So, you prep again, engage an expensive tutor, practice even more and then re-test. Again, the score is way short of what you need. You find yourself confused and conflicted. How could this be? You’re smart and highly accomplished. You did so well in college and are considered very successful at work. How could you allow this test, passed by thousands of others every year, to derail your future plans?
While preparing, or perhaps while taking the actual test, have you found yourself experiencing distracting thoughts? Lack of focus? Self-doubt? Or perhaps it’s physical sensations such as increased heart rate, sweaty palms or intense headaches. You might even have difficulty relaxing or sleeping.
These are just a few of the mental and physical symptoms of what is commonly called “test anxiety.” As you have experienced or can imagine, test anxiety grossly interferes with your ability to be successful on standardized tests.
Test anxiety can develop for a number of reasons:
- Prior negative experiences with test taking may spark current feelings of stress and anxiety.
- Once stress and anxiety are experienced, a fear of re-experiencing those feelings prompts anxiety itself. The resulting “fear of the fear” interferes with learning and performance.
- Negative expectations are expressed in words to oneself, along with mental pictures and physical symptoms, reinforcing poor performance.

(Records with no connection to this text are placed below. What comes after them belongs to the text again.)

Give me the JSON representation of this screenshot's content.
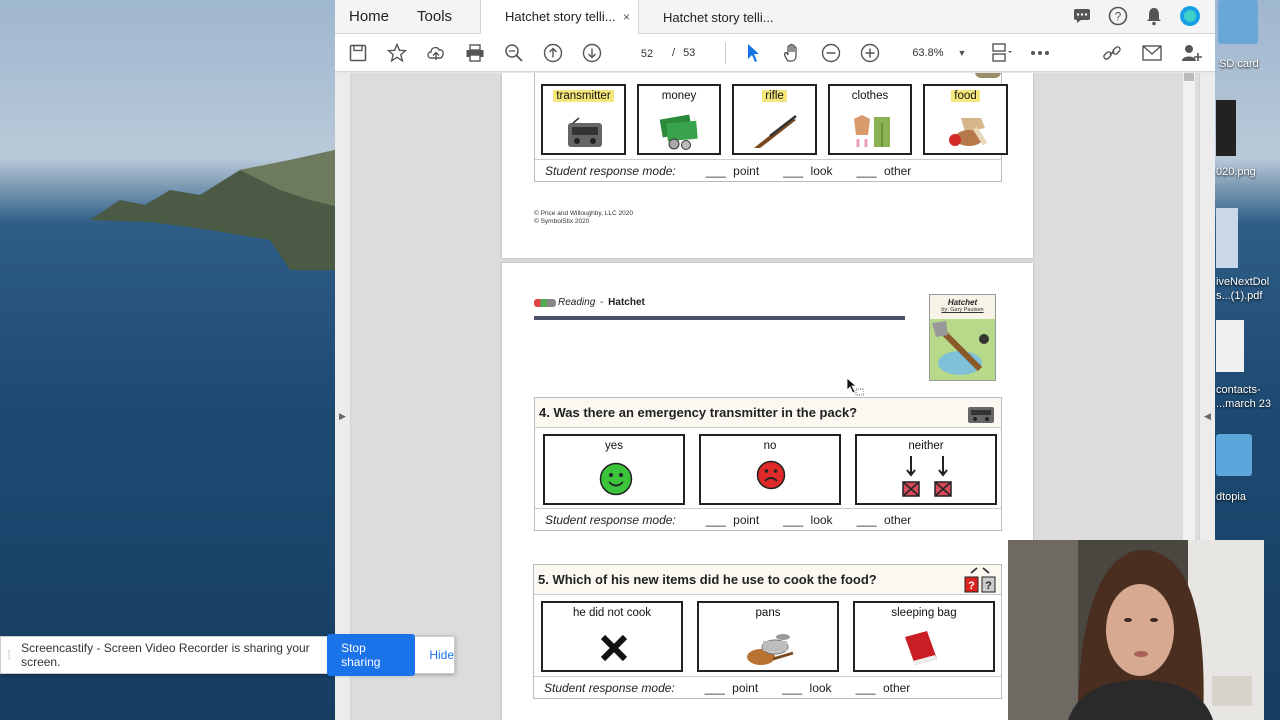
{
  "menubar": {
    "home": "Home",
    "tools": "Tools",
    "tabs": [
      {
        "label": "Hatchet story telli..."
      },
      {
        "label": "Hatchet story telli..."
      }
    ],
    "close_glyph": "×"
  },
  "toolbar": {
    "page_current": "52",
    "page_sep": "/",
    "page_total": "53",
    "zoom": "63.8%"
  },
  "desktop": {
    "items": [
      {
        "label": "SD card"
      },
      {
        "label": "020.png"
      },
      {
        "label": "iveNextDol\ns...(1).pdf"
      },
      {
        "label": "contacts-\n...march 23"
      },
      {
        "label": "dtopia"
      }
    ]
  },
  "page1": {
    "choices": [
      {
        "label": "transmitter",
        "highlight": true,
        "icon": "radio-icon"
      },
      {
        "label": "money",
        "highlight": false,
        "icon": "money-icon"
      },
      {
        "label": "rifle",
        "highlight": true,
        "icon": "rifle-icon"
      },
      {
        "label": "clothes",
        "highlight": false,
        "icon": "clothes-icon"
      },
      {
        "label": "food",
        "highlight": true,
        "icon": "food-icon"
      }
    ],
    "response": {
      "label": "Student response mode:",
      "blank": "___",
      "point": "point",
      "look": "look",
      "other": "other"
    },
    "copyright1": "© Price and Willoughby, LLC 2020",
    "copyright2": "© SymbolStix 2020"
  },
  "page2": {
    "header_reading": "Reading",
    "header_sep": " - ",
    "header_title": "Hatchet",
    "book_title": "Hatchet",
    "book_author": "by: Gary Paulsen",
    "q4": {
      "text": "4. Was there an emergency transmitter in the pack?",
      "choices": [
        {
          "label": "yes",
          "icon": "smiley-green-icon"
        },
        {
          "label": "no",
          "icon": "frown-red-icon"
        },
        {
          "label": "neither",
          "icon": "neither-icon"
        }
      ]
    },
    "q5": {
      "text": "5. Which of his new items did he use to cook the food?",
      "choices": [
        {
          "label": "he did not cook",
          "icon": "x-mark-icon"
        },
        {
          "label": "pans",
          "icon": "pans-icon"
        },
        {
          "label": "sleeping bag",
          "icon": "sleeping-bag-icon"
        }
      ]
    },
    "response": {
      "label": "Student response mode:",
      "blank": "___",
      "point": "point",
      "look": "look",
      "other": "other"
    }
  },
  "notification": {
    "message": "Screencastify - Screen Video Recorder is sharing your screen.",
    "stop": "Stop sharing",
    "hide": "Hide"
  },
  "colors": {
    "accent": "#1a73e8",
    "highlight": "#f5e77b",
    "header_rule": "#4a5069"
  }
}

- There could be a biological/genetic component, confirmed by symptoms of anxiety in parents and/or siblings.
- One could have self-esteem issues, especially true for high achieving and perfection-oriented individuals. Once self-esteem is compromised, self-doubt and fear of failure prevail.

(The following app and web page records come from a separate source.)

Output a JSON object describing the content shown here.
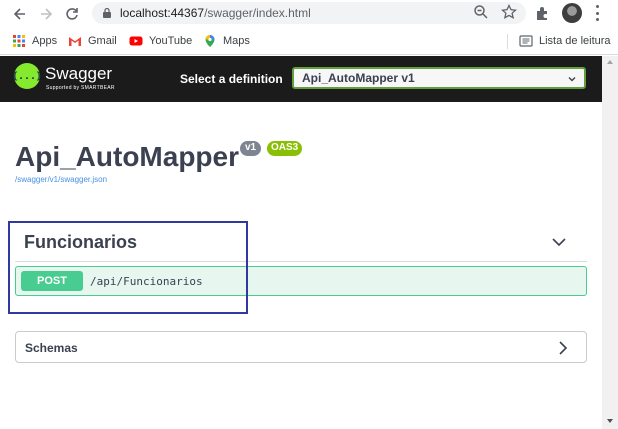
{
  "browser": {
    "url_host": "localhost:44367",
    "url_path": "/swagger/index.html",
    "bookmarks": [
      {
        "label": "Apps",
        "icon": "apps-grid-icon"
      },
      {
        "label": "Gmail",
        "icon": "gmail-icon"
      },
      {
        "label": "YouTube",
        "icon": "youtube-icon"
      },
      {
        "label": "Maps",
        "icon": "maps-pin-icon"
      }
    ],
    "reading_list": "Lista de leitura"
  },
  "topbar": {
    "logo_text": "Swagger",
    "logo_sub": "Supported by SMARTBEAR",
    "logo_glyph": "{...}",
    "definition_label": "Select a definition",
    "definition_selected": "Api_AutoMapper v1"
  },
  "info": {
    "title": "Api_AutoMapper",
    "version_badge": "v1",
    "oas_badge": "OAS3",
    "spec_link": "/swagger/v1/swagger.json"
  },
  "tag": {
    "name": "Funcionarios",
    "operations": [
      {
        "method": "POST",
        "path": "/api/Funcionarios"
      }
    ]
  },
  "schemas": {
    "label": "Schemas"
  },
  "colors": {
    "post_green": "#49cc90",
    "topbar": "#1b1b1b",
    "logo_green": "#85ea2d",
    "highlight_box": "#2f3a9e"
  }
}
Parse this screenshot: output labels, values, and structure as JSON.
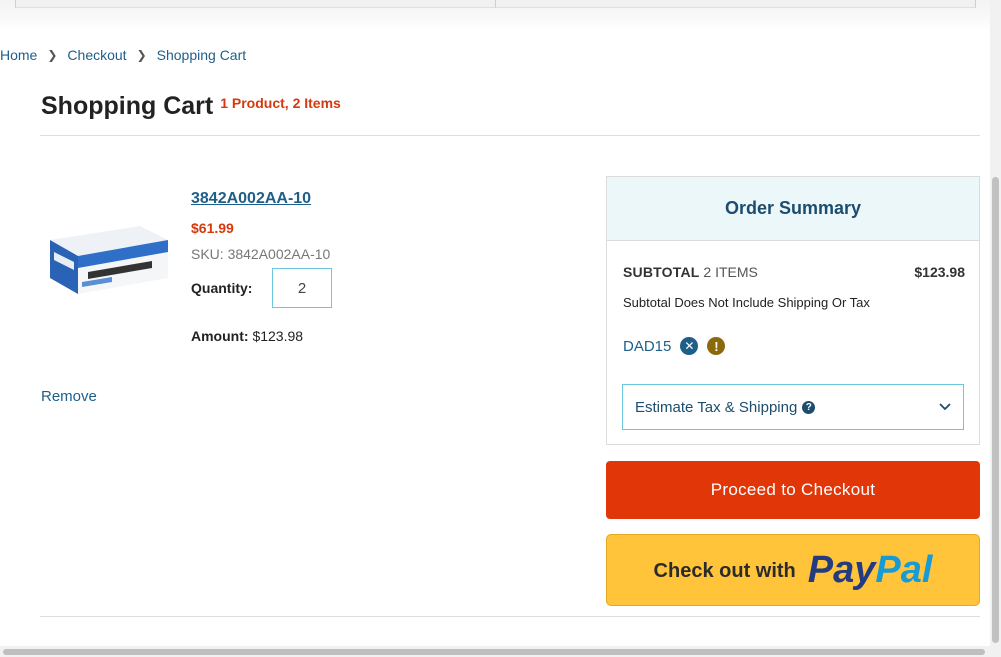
{
  "breadcrumb": {
    "items": [
      "Home",
      "Checkout",
      "Shopping Cart"
    ]
  },
  "page": {
    "title": "Shopping Cart",
    "count": "1 Product, 2 Items"
  },
  "item": {
    "name": "3842A002AA-10",
    "price": "$61.99",
    "sku": "SKU: 3842A002AA-10",
    "quantity_label": "Quantity:",
    "quantity": "2",
    "amount_label": "Amount:",
    "amount": "$123.98",
    "remove_label": "Remove"
  },
  "summary": {
    "title": "Order Summary",
    "subtotal_label": "SUBTOTAL",
    "subtotal_items": "2 ITEMS",
    "subtotal_value": "$123.98",
    "note": "Subtotal Does Not Include Shipping Or Tax",
    "coupon_code": "DAD15",
    "estimate_label": "Estimate Tax & Shipping"
  },
  "actions": {
    "checkout_label": "Proceed to Checkout",
    "paypal_prefix": "Check out with",
    "paypal_brand_1": "Pay",
    "paypal_brand_2": "Pal"
  },
  "colors": {
    "accent": "#e03608",
    "link": "#1e5f8a",
    "price": "#d63a0c",
    "paypal": "#ffc43a"
  }
}
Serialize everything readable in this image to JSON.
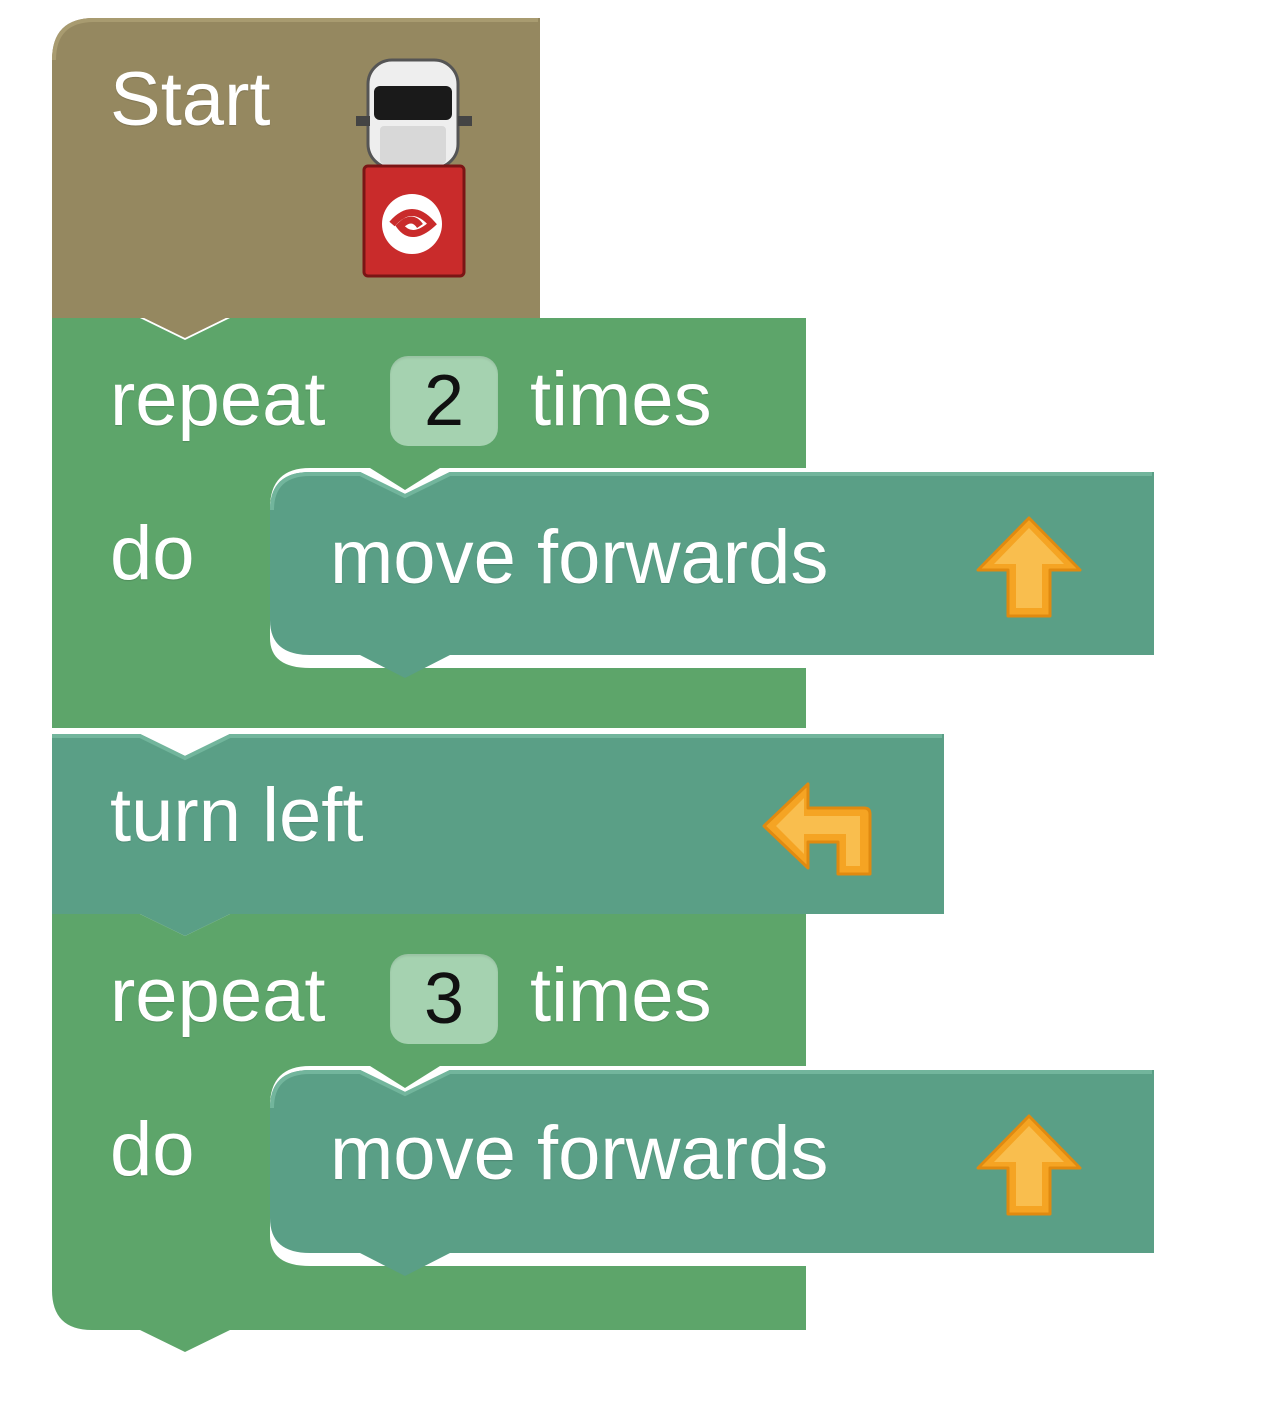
{
  "colors": {
    "start_block": "#958860",
    "start_block_light": "#a89b70",
    "loop_block": "#5da56a",
    "loop_block_light": "#74b881",
    "action_block": "#5a9f86",
    "action_block_light": "#72b59c",
    "number_field": "#a5d2b0",
    "arrow_icon": "#f5a423",
    "car_body": "#c92b2b"
  },
  "program": {
    "start": {
      "label": "Start",
      "icon": "car-icon"
    },
    "blocks": [
      {
        "type": "repeat",
        "repeat_label": "repeat",
        "count": "2",
        "times_label": "times",
        "do_label": "do",
        "body": {
          "label": "move forwards",
          "icon": "arrow-up-icon"
        }
      },
      {
        "type": "action",
        "label": "turn left",
        "icon": "turn-left-arrow-icon"
      },
      {
        "type": "repeat",
        "repeat_label": "repeat",
        "count": "3",
        "times_label": "times",
        "do_label": "do",
        "body": {
          "label": "move forwards",
          "icon": "arrow-up-icon"
        }
      }
    ]
  }
}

With competition for admission to top schools being so high, it’s imperative that you achieve a score that confirms your competence, adds value to your candidacy and increases your chances for success. To assist applicants who find themselves hitting the wall on standardized tests, we have developed a counseling program that helps them understand and control their test anxiety to actualize dramatically improved scores.
We accomplish this by giving the test taker the knowledge and control to improve his or her actual performance on test day. We help him or her to experience a positive shift that instills confidence to mitigate doubt and conquer the obstacles that block success.

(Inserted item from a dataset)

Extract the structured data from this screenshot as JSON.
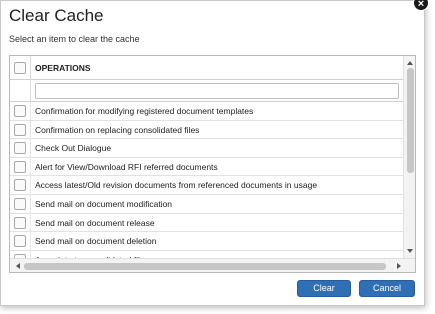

The key components of our 4-step coaching process include:
- Direct coaching by a licensed psychologist with personal follow-up.
- Private 1-on-1 telephone or Skype sessions that address individual needs in real time.
- A customized and adaptive set of tactics that accommodates busy and complicated work schedules.
- Proven, research-based techniques that are targeted, practical and easy to embrace.
Through personalized dialogue, concrete and tangible interventions can help you gain control of what is interfering with your test success. We help you develop an individualized program that you can institute in real-time to mitigate nervousness, apprehension or uneasiness. This process can be accomplished in the span of a few weeks.
The results to date have been very strong for a wide range of individuals. Feedback from those who completed the process is overwhelmingly positive, such as these two:
“You taught me to handle stress under pressure intelligently, and not to confuse motivation for pressure. I have adopted several of the techniques into my daily routine. Your advice affects my life in my daily routine and has also helped me improve my scores considerably. Knowing you’re on my side and available to help me makes all the difference.”
“Because of my anxiety when sitting for the test, I failed to complete the sections and would often dwell on certain problems. You gave me the tools and confidence necessary to score well on the test. However, the most important thing you did was provide me with a skill set to not only do well on the exam, but also to be successful in my professional and personal life.”
So, if you’re feeling test anxiety as you strive for standardized test success, don’t give up. Don’t settle for a lower score. There is a proven solution worth exploring. For a free, expert analysis of your test-anxiety profile, please email me in confidence at email@example.com.
Dr. James Spitalny, Ed. D.
About the author: A licensed clinical psychologist skilled in diagnostic testing and counseling, Dr. Spitalny is a respected and accomplished professional serving individuals, institutions and corporations. He holds a Doctorate in counseling psychology from Rutgers University, Master’s degree in clinical psychology from Fairleigh Dickinson University, and Bachelor’s degree in psychology from Ohio University. Dr. Spitalny specializes in helping applicants overcome issues regarding test and admissions interview anxiety. He has been a senior associate of The MBA Exchange since 1996.